======== INPUT MATERIAL ========

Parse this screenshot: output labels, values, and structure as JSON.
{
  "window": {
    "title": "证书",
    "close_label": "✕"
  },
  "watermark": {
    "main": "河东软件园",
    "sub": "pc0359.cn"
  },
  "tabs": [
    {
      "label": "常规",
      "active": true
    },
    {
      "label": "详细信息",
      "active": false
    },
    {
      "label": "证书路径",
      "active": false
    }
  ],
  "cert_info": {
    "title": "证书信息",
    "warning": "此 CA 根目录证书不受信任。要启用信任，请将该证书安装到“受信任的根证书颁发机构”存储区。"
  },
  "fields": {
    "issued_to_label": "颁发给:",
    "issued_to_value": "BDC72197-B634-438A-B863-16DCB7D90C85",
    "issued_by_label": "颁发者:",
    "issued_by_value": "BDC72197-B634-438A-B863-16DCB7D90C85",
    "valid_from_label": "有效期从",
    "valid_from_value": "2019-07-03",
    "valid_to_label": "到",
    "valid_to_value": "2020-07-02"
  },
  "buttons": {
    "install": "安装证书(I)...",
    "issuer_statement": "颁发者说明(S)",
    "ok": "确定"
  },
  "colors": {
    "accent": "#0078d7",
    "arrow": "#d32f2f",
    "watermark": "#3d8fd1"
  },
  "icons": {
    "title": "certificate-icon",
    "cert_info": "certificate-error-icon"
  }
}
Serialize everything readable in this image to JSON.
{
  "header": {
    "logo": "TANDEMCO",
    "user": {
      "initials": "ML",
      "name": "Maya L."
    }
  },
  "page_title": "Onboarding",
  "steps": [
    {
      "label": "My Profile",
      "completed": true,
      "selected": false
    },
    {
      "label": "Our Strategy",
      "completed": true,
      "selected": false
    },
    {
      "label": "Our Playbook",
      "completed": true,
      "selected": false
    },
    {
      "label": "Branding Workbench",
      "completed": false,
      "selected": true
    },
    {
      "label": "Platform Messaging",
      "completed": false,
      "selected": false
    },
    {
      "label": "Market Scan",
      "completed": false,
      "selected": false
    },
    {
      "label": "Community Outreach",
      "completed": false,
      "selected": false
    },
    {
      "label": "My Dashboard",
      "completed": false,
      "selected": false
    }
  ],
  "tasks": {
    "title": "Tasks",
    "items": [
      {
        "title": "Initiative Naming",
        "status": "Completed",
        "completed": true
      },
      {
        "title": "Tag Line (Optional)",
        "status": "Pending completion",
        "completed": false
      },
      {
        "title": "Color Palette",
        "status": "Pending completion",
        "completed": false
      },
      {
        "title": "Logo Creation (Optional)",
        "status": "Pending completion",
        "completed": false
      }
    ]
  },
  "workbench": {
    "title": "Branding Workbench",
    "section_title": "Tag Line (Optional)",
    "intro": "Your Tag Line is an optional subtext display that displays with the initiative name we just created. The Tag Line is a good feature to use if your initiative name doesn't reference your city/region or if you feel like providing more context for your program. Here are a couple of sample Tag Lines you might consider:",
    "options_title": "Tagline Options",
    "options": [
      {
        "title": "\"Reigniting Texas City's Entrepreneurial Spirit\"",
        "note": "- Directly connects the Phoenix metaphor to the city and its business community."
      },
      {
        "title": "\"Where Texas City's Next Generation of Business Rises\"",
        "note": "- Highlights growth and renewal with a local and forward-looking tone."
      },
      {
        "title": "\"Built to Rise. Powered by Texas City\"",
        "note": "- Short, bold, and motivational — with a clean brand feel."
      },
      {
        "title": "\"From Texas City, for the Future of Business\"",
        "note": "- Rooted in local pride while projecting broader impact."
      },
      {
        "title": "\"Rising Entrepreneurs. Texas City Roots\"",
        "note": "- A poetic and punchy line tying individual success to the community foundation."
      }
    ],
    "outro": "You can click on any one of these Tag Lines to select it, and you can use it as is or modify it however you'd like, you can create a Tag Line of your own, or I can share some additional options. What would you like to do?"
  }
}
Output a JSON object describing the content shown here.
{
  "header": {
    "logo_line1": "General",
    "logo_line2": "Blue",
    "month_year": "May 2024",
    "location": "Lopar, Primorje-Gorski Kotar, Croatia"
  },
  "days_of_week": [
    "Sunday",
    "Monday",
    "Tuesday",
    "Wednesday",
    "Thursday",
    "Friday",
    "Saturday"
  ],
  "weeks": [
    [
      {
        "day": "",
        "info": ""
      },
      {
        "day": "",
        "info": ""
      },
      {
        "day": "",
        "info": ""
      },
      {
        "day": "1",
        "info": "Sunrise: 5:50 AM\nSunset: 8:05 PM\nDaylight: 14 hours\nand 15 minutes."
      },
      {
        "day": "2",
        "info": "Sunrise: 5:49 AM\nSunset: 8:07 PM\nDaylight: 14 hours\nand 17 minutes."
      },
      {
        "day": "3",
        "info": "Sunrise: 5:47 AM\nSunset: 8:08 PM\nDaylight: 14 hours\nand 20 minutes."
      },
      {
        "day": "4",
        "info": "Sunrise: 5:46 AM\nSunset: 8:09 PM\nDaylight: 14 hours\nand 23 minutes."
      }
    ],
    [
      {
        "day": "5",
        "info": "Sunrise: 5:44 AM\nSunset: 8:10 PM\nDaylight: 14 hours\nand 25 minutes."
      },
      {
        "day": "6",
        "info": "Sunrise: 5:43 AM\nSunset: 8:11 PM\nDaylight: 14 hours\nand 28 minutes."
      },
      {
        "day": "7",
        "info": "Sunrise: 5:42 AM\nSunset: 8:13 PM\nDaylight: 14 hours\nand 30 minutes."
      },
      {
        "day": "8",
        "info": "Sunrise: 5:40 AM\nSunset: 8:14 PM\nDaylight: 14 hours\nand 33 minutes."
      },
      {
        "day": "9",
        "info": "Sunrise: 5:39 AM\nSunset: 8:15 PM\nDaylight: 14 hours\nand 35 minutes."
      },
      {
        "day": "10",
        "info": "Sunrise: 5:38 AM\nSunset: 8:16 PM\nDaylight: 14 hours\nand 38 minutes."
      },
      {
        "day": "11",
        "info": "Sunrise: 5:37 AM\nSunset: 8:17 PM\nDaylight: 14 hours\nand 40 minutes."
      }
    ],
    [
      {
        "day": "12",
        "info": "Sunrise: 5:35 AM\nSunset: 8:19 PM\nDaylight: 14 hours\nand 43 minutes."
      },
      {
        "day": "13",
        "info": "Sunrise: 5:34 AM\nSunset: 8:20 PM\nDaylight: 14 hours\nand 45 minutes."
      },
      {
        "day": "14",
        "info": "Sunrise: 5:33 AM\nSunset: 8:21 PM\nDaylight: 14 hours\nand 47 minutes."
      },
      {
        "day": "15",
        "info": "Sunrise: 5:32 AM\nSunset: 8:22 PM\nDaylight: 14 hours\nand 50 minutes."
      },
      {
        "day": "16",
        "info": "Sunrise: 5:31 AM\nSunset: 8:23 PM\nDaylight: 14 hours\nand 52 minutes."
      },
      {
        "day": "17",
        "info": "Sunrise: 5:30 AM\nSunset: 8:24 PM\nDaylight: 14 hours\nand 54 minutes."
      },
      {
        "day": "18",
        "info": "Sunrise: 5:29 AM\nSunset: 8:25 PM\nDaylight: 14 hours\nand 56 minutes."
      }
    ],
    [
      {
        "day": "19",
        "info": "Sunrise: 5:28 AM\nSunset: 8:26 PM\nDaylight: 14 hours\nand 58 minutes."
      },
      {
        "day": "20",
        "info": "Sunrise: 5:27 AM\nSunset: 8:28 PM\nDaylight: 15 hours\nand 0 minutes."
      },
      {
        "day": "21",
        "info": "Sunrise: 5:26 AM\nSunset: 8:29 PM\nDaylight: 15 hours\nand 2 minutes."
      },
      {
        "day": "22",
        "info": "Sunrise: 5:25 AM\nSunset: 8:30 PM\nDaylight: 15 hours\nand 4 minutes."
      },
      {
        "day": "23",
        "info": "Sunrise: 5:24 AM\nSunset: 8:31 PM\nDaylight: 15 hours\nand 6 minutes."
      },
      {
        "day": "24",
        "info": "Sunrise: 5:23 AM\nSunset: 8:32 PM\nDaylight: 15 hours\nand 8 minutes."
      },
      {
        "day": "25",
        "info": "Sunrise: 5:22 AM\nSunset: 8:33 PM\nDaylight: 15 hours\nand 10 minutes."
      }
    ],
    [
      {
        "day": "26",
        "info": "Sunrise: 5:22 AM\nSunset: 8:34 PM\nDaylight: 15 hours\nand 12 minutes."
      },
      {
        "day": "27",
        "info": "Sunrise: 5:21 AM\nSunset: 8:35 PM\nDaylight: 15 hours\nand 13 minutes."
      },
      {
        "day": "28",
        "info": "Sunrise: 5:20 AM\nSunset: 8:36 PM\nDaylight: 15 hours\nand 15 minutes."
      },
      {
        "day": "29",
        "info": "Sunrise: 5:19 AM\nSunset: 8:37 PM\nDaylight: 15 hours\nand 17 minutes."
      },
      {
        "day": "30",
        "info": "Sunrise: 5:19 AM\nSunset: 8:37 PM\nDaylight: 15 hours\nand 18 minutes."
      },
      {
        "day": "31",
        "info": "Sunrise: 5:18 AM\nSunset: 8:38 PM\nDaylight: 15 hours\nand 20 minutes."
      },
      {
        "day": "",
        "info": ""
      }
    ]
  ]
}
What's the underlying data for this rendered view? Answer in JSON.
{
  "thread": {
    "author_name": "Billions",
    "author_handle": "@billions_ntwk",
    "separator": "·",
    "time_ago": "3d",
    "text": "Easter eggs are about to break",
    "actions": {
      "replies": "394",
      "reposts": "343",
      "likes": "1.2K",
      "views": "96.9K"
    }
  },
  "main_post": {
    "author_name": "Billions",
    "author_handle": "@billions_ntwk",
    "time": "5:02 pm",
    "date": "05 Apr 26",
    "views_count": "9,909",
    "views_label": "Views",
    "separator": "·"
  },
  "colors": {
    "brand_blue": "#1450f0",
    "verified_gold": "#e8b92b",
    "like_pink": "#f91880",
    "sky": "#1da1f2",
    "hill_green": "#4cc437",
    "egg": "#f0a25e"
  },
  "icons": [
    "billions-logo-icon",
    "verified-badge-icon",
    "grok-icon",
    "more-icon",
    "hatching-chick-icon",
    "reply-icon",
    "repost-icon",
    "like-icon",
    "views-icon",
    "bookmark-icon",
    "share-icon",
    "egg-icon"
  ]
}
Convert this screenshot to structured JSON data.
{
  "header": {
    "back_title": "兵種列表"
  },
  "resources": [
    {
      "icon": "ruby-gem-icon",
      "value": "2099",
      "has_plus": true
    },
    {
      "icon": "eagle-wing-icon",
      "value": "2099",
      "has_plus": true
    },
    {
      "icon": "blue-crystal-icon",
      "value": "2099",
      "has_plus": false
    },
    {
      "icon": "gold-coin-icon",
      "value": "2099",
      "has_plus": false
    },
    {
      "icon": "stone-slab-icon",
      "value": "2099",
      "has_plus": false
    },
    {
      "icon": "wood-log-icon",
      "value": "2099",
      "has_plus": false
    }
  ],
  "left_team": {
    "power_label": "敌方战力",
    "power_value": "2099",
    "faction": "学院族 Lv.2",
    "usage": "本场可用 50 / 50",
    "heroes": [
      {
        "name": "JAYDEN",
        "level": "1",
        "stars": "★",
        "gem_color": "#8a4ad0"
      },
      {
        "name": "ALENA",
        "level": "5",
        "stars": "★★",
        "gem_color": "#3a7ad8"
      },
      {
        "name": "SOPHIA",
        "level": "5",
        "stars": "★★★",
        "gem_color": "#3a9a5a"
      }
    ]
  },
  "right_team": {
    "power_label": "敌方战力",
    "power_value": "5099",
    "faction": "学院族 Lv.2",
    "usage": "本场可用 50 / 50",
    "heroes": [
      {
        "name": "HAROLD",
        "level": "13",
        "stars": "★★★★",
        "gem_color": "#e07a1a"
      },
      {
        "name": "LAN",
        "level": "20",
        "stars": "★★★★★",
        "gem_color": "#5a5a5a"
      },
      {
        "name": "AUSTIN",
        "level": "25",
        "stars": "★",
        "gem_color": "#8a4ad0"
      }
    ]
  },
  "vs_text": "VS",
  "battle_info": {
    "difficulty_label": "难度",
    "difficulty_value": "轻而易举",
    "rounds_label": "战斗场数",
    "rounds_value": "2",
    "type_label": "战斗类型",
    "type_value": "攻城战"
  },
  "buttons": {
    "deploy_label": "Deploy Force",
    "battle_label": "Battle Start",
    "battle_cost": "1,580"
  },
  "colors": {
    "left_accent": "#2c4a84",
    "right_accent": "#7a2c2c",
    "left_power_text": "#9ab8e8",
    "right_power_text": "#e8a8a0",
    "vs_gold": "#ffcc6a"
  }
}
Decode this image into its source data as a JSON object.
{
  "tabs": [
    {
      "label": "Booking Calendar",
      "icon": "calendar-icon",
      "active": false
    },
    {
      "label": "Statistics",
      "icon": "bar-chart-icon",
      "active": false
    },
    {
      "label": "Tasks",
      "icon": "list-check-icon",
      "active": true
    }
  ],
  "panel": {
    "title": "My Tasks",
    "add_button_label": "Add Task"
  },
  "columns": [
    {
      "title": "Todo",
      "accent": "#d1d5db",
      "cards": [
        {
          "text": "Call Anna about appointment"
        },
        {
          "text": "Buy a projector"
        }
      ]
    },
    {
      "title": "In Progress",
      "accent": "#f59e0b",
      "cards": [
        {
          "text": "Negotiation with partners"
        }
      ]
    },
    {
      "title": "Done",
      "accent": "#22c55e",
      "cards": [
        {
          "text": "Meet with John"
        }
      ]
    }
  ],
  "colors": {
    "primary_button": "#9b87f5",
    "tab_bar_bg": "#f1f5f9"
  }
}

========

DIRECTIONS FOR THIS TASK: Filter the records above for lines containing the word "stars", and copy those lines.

EXERCISE OUTPUT:
        "stars": "★",
        "stars": "★★",
        "stars": "★★★",
        "stars": "★★★★",
        "stars": "★★★★★",
        "stars": "★",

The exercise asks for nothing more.